What Politicians do Right in this Crisis

Too often, crises fail to be used for anything meaningful. This time, unexpectedly, it’s different.

Ideally, crises are used to improve things. A lot is in motion and major changes are easier to implement. Unfortunately, crises are often wasted. Everyone is busy trying to get through the crisis somehow instead of using it to initiate reforms, for example.

It doesn’t have to be a crisis like the pandemic. The economy fluctuates along a cycle. Recessions happen regularly and are not really surprising. Nevertheless, every time there is a recession, governments look helplessly into the void. Months later, they come up with the idea of cutting some tax rate temporarily and minimally.

Governments want to help the economy, but each time they don’t quite know how. During the many years of growth, no one seems to be thinking about the next sensible economic stimulus program. Thus, the additional expenditures within the framework of economic stimulus programs are usually not very efficient and tend to be wasted. If you’re going to approve additional spending, why not do it for something meaningful?

Politicians seem to have asked themselves the same question during this crisis. Short-term interventions at the beginning of the crisis followed the typical course. In retrospect, much of it can be seen as wasteful. But there is also sensible spending, both in Europe and in the USA.

For the first time in decades, large-scale investments are to be made in infrastructure. That is bitterly necessary. In the USA, the state has hardly invested at all in recent years. In the private sector, too, investment has been on a downward trend over decades and fluctuations (chart below).

The picture is no different in Europe. Lack of investment leads to an aging infrastructure. Bridges, roads, buildings, all are approaching an average age of 70 to 100 years. This leads to inefficiencies. Existing infrastructure needs to be repaired and upgraded.

That alone is not enough. New infrastructure is also needed. Everyone talks about the Internet age, but when the speed makes even sending an email an eternity task, it’s hard to benefit from digitization.

Many people wonder why productivity has hardly grown at all in recent years. It was probably due to a lack of investment (chart below). The covid-19 crisis is finally being used to invest. In the USA, it is not yet known how much it will be in the end. In the EU, the reconstruction fund focuses on the infrastructure of the future. In total, the package has a volume of 1.8 trillion euros.

The price tag does not do justice to the value. 1.8 trillion sounds a lot. The value it creates for the next generation is immense. That’s why productivity won’t go up tomorrow. It will take years. However, it is a good foundation stone to escape the long stagnation.

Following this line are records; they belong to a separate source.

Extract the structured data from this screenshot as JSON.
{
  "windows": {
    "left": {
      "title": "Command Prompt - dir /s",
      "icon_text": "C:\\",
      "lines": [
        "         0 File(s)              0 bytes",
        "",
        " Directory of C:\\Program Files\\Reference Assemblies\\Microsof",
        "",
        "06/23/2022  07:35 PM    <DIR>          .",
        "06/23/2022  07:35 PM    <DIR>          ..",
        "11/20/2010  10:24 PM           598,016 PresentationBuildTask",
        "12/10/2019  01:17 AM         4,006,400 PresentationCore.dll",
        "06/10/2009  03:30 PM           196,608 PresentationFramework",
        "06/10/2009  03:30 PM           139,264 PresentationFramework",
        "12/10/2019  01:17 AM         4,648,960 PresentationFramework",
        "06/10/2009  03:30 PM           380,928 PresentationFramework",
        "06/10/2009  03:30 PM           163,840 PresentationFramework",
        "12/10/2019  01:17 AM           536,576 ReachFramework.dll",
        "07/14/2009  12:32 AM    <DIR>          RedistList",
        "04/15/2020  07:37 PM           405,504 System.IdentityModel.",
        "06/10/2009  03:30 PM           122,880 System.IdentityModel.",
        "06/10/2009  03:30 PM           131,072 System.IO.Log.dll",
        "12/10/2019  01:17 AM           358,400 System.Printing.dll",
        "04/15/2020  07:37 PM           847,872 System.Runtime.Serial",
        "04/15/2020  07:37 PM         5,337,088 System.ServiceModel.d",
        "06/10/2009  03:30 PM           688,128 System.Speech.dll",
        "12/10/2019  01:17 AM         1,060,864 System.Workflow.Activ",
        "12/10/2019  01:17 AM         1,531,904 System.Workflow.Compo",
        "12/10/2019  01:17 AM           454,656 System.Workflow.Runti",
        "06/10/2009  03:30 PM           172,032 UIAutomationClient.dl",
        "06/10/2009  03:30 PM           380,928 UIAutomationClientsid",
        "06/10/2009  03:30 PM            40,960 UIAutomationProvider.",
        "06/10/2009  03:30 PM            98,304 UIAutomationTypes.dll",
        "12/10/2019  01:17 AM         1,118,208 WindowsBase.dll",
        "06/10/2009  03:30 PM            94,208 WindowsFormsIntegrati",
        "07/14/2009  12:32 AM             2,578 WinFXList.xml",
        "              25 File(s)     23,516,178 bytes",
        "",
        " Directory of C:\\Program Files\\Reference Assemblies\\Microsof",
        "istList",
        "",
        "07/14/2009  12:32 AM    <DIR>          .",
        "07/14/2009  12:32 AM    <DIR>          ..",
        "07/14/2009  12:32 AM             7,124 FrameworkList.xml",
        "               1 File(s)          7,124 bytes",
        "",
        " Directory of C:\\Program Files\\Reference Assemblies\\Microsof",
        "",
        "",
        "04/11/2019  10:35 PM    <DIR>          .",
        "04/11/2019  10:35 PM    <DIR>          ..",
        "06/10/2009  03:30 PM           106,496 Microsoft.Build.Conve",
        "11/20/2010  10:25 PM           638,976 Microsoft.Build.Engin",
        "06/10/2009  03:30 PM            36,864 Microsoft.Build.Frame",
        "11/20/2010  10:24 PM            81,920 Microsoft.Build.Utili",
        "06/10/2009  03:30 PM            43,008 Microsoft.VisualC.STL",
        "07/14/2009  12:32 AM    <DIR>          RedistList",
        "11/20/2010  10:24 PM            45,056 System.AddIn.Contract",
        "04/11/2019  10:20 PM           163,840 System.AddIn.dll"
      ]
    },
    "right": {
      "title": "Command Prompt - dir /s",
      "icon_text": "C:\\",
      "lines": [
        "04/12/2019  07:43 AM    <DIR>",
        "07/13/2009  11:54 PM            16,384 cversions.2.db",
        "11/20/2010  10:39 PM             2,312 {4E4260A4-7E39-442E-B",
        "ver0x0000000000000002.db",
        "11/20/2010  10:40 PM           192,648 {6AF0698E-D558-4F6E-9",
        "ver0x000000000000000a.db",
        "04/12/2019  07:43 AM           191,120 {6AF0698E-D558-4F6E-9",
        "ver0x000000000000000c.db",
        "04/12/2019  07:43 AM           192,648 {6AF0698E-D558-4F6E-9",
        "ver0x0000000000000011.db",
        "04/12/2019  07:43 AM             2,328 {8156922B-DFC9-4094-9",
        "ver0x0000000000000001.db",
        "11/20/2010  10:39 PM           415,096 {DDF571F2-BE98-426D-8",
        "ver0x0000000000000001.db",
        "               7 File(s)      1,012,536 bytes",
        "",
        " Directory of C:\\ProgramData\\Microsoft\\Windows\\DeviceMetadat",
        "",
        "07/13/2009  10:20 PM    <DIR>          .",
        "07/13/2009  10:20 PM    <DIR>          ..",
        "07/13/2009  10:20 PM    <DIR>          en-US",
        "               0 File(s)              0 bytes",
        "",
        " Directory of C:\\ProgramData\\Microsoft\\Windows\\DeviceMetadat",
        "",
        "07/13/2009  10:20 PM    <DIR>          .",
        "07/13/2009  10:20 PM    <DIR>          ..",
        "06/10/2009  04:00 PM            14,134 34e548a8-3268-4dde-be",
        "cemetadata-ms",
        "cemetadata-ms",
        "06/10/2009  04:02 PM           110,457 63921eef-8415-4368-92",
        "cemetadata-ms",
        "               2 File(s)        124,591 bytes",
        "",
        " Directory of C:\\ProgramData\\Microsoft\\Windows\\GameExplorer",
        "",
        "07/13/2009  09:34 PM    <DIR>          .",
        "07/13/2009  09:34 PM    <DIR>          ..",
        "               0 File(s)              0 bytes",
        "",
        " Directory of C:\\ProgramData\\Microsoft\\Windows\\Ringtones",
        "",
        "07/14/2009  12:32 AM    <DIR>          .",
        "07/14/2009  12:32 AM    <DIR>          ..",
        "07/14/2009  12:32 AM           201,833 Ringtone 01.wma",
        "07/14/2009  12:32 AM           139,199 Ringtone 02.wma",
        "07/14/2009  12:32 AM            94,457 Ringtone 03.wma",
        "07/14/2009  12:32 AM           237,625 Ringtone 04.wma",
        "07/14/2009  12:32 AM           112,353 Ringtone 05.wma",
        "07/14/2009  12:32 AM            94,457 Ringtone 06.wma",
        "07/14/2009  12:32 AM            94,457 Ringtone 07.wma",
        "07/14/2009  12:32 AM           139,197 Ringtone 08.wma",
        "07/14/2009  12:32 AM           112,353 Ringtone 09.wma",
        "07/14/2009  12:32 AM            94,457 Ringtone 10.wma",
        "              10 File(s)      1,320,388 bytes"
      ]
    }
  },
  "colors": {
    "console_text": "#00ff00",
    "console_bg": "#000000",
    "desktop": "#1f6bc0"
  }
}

Asbjørn Rasmussen Send an email

Mr. Rasmussen has been researching financial, monetary, and economic systems since the Dot-com bubble in 1999. His focus is on the analysis of American stock markets and the market driving policies. In addition to his journalistic activities, Mr. Rasmussen works as a self-employed energy and investment consultant in Norway.
Back to top button